== Requirement ==
Skip the pictures. Repeat everything else in the records word for word.

== Data to use ==
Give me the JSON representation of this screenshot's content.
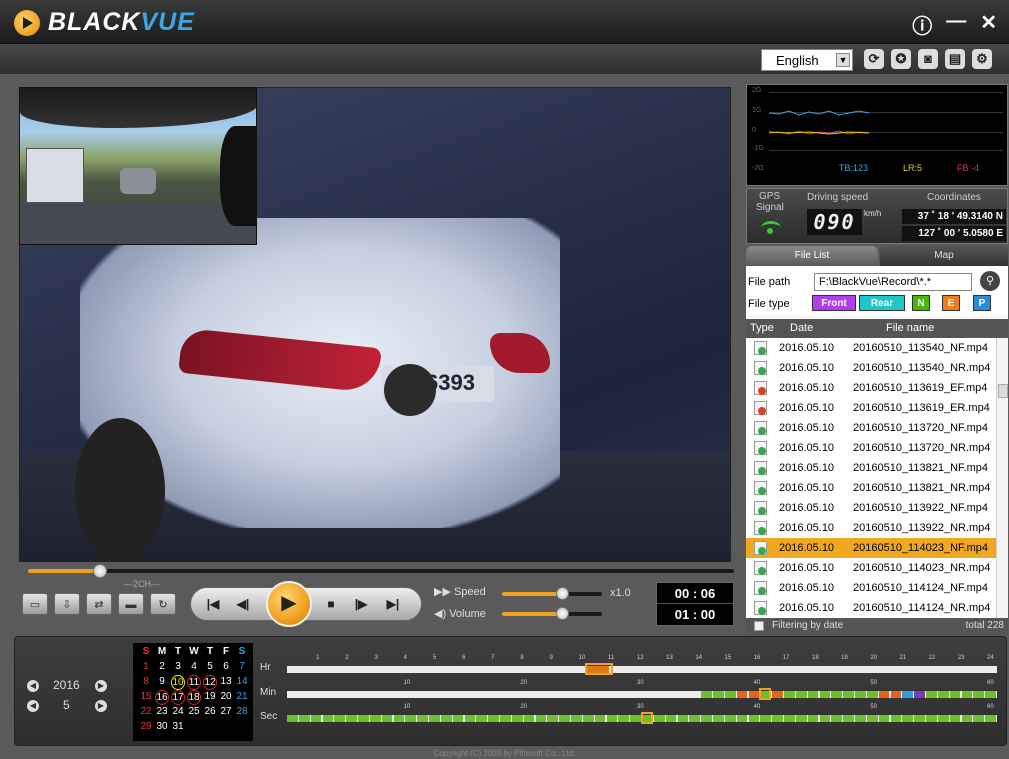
{
  "app": {
    "logo_text_a": "BLACK",
    "logo_text_b": "VUE",
    "info_btn": "ⓘ",
    "min_btn": "—",
    "close_btn": "✕",
    "copyright": "Copyright (C) 2009 by Pittasoft Co., Ltd."
  },
  "toolbar": {
    "language": "English",
    "icons": [
      "refresh-icon",
      "compass-icon",
      "camera-icon",
      "print-icon",
      "settings-icon"
    ],
    "icon_glyphs": [
      "⟳",
      "✪",
      "◙",
      "▤",
      "⚙"
    ]
  },
  "controls": {
    "seek_progress": 0.1,
    "channel_label": "2CH",
    "speed_label": "Speed",
    "speed_value": "x1.0",
    "speed_level": 0.6,
    "volume_label": "Volume",
    "volume_level": 0.6,
    "time_current": "00 : 06",
    "time_total": "01 : 00"
  },
  "gsensor": {
    "labels": [
      "2G",
      "1G",
      "0",
      "-1G",
      "-2G"
    ],
    "tb": "TB:123",
    "lr": "LR:5",
    "fb": "FB:-4",
    "colors": {
      "tb": "#3aa6e6",
      "lr": "#e6d800",
      "fb": "#e0287a"
    }
  },
  "gps": {
    "signal_label_1": "GPS",
    "signal_label_2": "Signal",
    "speed_title": "Driving speed",
    "speed_value": "090",
    "speed_unit": "km/h",
    "coord_title": "Coordinates",
    "lat": "37 ˚ 18 ' 49.3140 N",
    "lon": "127 ˚ 00 ' 5.0580 E"
  },
  "tabs": {
    "file_list": "File List",
    "map": "Map"
  },
  "files": {
    "path_label": "File path",
    "path_value": "F:\\BlackVue\\Record\\*.*",
    "type_label": "File type",
    "type_buttons": [
      {
        "label": "Front",
        "color": "#b23cf2"
      },
      {
        "label": "Rear",
        "color": "#1bc7c7"
      },
      {
        "label": "N",
        "color": "#49b800"
      },
      {
        "label": "E",
        "color": "#f07a18"
      },
      {
        "label": "P",
        "color": "#2a8ae0"
      }
    ],
    "col_type": "Type",
    "col_date": "Date",
    "col_name": "File name",
    "rows": [
      {
        "date": "2016.05.10",
        "name": "20160510_113540_NF.mp4",
        "kind": "N"
      },
      {
        "date": "2016.05.10",
        "name": "20160510_113540_NR.mp4",
        "kind": "N"
      },
      {
        "date": "2016.05.10",
        "name": "20160510_113619_EF.mp4",
        "kind": "E"
      },
      {
        "date": "2016.05.10",
        "name": "20160510_113619_ER.mp4",
        "kind": "E"
      },
      {
        "date": "2016.05.10",
        "name": "20160510_113720_NF.mp4",
        "kind": "N"
      },
      {
        "date": "2016.05.10",
        "name": "20160510_113720_NR.mp4",
        "kind": "N"
      },
      {
        "date": "2016.05.10",
        "name": "20160510_113821_NF.mp4",
        "kind": "N"
      },
      {
        "date": "2016.05.10",
        "name": "20160510_113821_NR.mp4",
        "kind": "N"
      },
      {
        "date": "2016.05.10",
        "name": "20160510_113922_NF.mp4",
        "kind": "N"
      },
      {
        "date": "2016.05.10",
        "name": "20160510_113922_NR.mp4",
        "kind": "N"
      },
      {
        "date": "2016.05.10",
        "name": "20160510_114023_NF.mp4",
        "kind": "N",
        "selected": true
      },
      {
        "date": "2016.05.10",
        "name": "20160510_114023_NR.mp4",
        "kind": "N"
      },
      {
        "date": "2016.05.10",
        "name": "20160510_114124_NF.mp4",
        "kind": "N"
      },
      {
        "date": "2016.05.10",
        "name": "20160510_114124_NR.mp4",
        "kind": "N"
      }
    ],
    "filter_label": "Filtering by date",
    "total": "total 228"
  },
  "calendar": {
    "year": "2016",
    "month": "5",
    "weekdays": [
      "S",
      "M",
      "T",
      "W",
      "T",
      "F",
      "S"
    ],
    "weeks": [
      [
        "1",
        "2",
        "3",
        "4",
        "5",
        "6",
        "7"
      ],
      [
        "8",
        "9",
        "10",
        "11",
        "12",
        "13",
        "14"
      ],
      [
        "15",
        "16",
        "17",
        "18",
        "19",
        "20",
        "21"
      ],
      [
        "22",
        "23",
        "24",
        "25",
        "26",
        "27",
        "28"
      ],
      [
        "29",
        "30",
        "31",
        "",
        "",
        "",
        ""
      ]
    ],
    "recorded_days": [
      "10",
      "11",
      "12",
      "16",
      "17",
      "18"
    ],
    "selected_day": "10"
  },
  "timeline": {
    "hr_label": "Hr",
    "min_label": "Min",
    "sec_label": "Sec",
    "hr_ticks": [
      "1",
      "2",
      "3",
      "4",
      "5",
      "6",
      "7",
      "8",
      "9",
      "10",
      "11",
      "12",
      "13",
      "14",
      "15",
      "16",
      "17",
      "18",
      "19",
      "20",
      "21",
      "22",
      "23",
      "24"
    ],
    "min_ticks": [
      "10",
      "20",
      "30",
      "40",
      "50",
      "60"
    ],
    "sec_ticks": [
      "10",
      "20",
      "30",
      "40",
      "50",
      "60"
    ],
    "hr_selected": 11,
    "min_selected": 40,
    "sec_selected": 30
  }
}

== Task output ==
Give me the JSON representation of this screenshot's content.
{
  "app": {
    "logo_text_a": "BLACK",
    "logo_text_b": "VUE",
    "info_btn": "ⓘ",
    "min_btn": "—",
    "close_btn": "✕",
    "copyright": "Copyright (C) 2009 by Pittasoft Co., Ltd."
  },
  "toolbar": {
    "language": "English",
    "icons": [
      "refresh-icon",
      "compass-icon",
      "camera-icon",
      "print-icon",
      "settings-icon"
    ],
    "icon_glyphs": [
      "⟳",
      "✪",
      "◙",
      "▤",
      "⚙"
    ]
  },
  "controls": {
    "seek_progress": 0.1,
    "channel_label": "2CH",
    "speed_label": "Speed",
    "speed_value": "x1.0",
    "speed_level": 0.6,
    "volume_label": "Volume",
    "volume_level": 0.6,
    "time_current": "00 : 06",
    "time_total": "01 : 00"
  },
  "gsensor": {
    "labels": [
      "2G",
      "1G",
      "0",
      "-1G",
      "-2G"
    ],
    "tb": "TB:123",
    "lr": "LR:5",
    "fb": "FB:-4",
    "colors": {
      "tb": "#3aa6e6",
      "lr": "#e6d800",
      "fb": "#e0287a"
    }
  },
  "gps": {
    "signal_label_1": "GPS",
    "signal_label_2": "Signal",
    "speed_title": "Driving speed",
    "speed_value": "090",
    "speed_unit": "km/h",
    "coord_title": "Coordinates",
    "lat": "37 ˚ 18 ' 49.3140 N",
    "lon": "127 ˚ 00 ' 5.0580 E"
  },
  "tabs": {
    "file_list": "File List",
    "map": "Map"
  },
  "files": {
    "path_label": "File path",
    "path_value": "F:\\BlackVue\\Record\\*.*",
    "type_label": "File type",
    "type_buttons": [
      {
        "label": "Front",
        "color": "#b23cf2"
      },
      {
        "label": "Rear",
        "color": "#1bc7c7"
      },
      {
        "label": "N",
        "color": "#49b800"
      },
      {
        "label": "E",
        "color": "#f07a18"
      },
      {
        "label": "P",
        "color": "#2a8ae0"
      }
    ],
    "col_type": "Type",
    "col_date": "Date",
    "col_name": "File name",
    "rows": [
      {
        "date": "2016.05.10",
        "name": "20160510_113540_NF.mp4",
        "kind": "N"
      },
      {
        "date": "2016.05.10",
        "name": "20160510_113540_NR.mp4",
        "kind": "N"
      },
      {
        "date": "2016.05.10",
        "name": "20160510_113619_EF.mp4",
        "kind": "E"
      },
      {
        "date": "2016.05.10",
        "name": "20160510_113619_ER.mp4",
        "kind": "E"
      },
      {
        "date": "2016.05.10",
        "name": "20160510_113720_NF.mp4",
        "kind": "N"
      },
      {
        "date": "2016.05.10",
        "name": "20160510_113720_NR.mp4",
        "kind": "N"
      },
      {
        "date": "2016.05.10",
        "name": "20160510_113821_NF.mp4",
        "kind": "N"
      },
      {
        "date": "2016.05.10",
        "name": "20160510_113821_NR.mp4",
        "kind": "N"
      },
      {
        "date": "2016.05.10",
        "name": "20160510_113922_NF.mp4",
        "kind": "N"
      },
      {
        "date": "2016.05.10",
        "name": "20160510_113922_NR.mp4",
        "kind": "N"
      },
      {
        "date": "2016.05.10",
        "name": "20160510_114023_NF.mp4",
        "kind": "N",
        "selected": true
      },
      {
        "date": "2016.05.10",
        "name": "20160510_114023_NR.mp4",
        "kind": "N"
      },
      {
        "date": "2016.05.10",
        "name": "20160510_114124_NF.mp4",
        "kind": "N"
      },
      {
        "date": "2016.05.10",
        "name": "20160510_114124_NR.mp4",
        "kind": "N"
      }
    ],
    "filter_label": "Filtering by date",
    "total": "total 228"
  },
  "calendar": {
    "year": "2016",
    "month": "5",
    "weekdays": [
      "S",
      "M",
      "T",
      "W",
      "T",
      "F",
      "S"
    ],
    "weeks": [
      [
        "1",
        "2",
        "3",
        "4",
        "5",
        "6",
        "7"
      ],
      [
        "8",
        "9",
        "10",
        "11",
        "12",
        "13",
        "14"
      ],
      [
        "15",
        "16",
        "17",
        "18",
        "19",
        "20",
        "21"
      ],
      [
        "22",
        "23",
        "24",
        "25",
        "26",
        "27",
        "28"
      ],
      [
        "29",
        "30",
        "31",
        "",
        "",
        "",
        ""
      ]
    ],
    "recorded_days": [
      "10",
      "11",
      "12",
      "16",
      "17",
      "18"
    ],
    "selected_day": "10"
  },
  "timeline": {
    "hr_label": "Hr",
    "min_label": "Min",
    "sec_label": "Sec",
    "hr_ticks": [
      "1",
      "2",
      "3",
      "4",
      "5",
      "6",
      "7",
      "8",
      "9",
      "10",
      "11",
      "12",
      "13",
      "14",
      "15",
      "16",
      "17",
      "18",
      "19",
      "20",
      "21",
      "22",
      "23",
      "24"
    ],
    "min_ticks": [
      "10",
      "20",
      "30",
      "40",
      "50",
      "60"
    ],
    "sec_ticks": [
      "10",
      "20",
      "30",
      "40",
      "50",
      "60"
    ],
    "hr_selected": 11,
    "min_selected": 40,
    "sec_selected": 30
  }
}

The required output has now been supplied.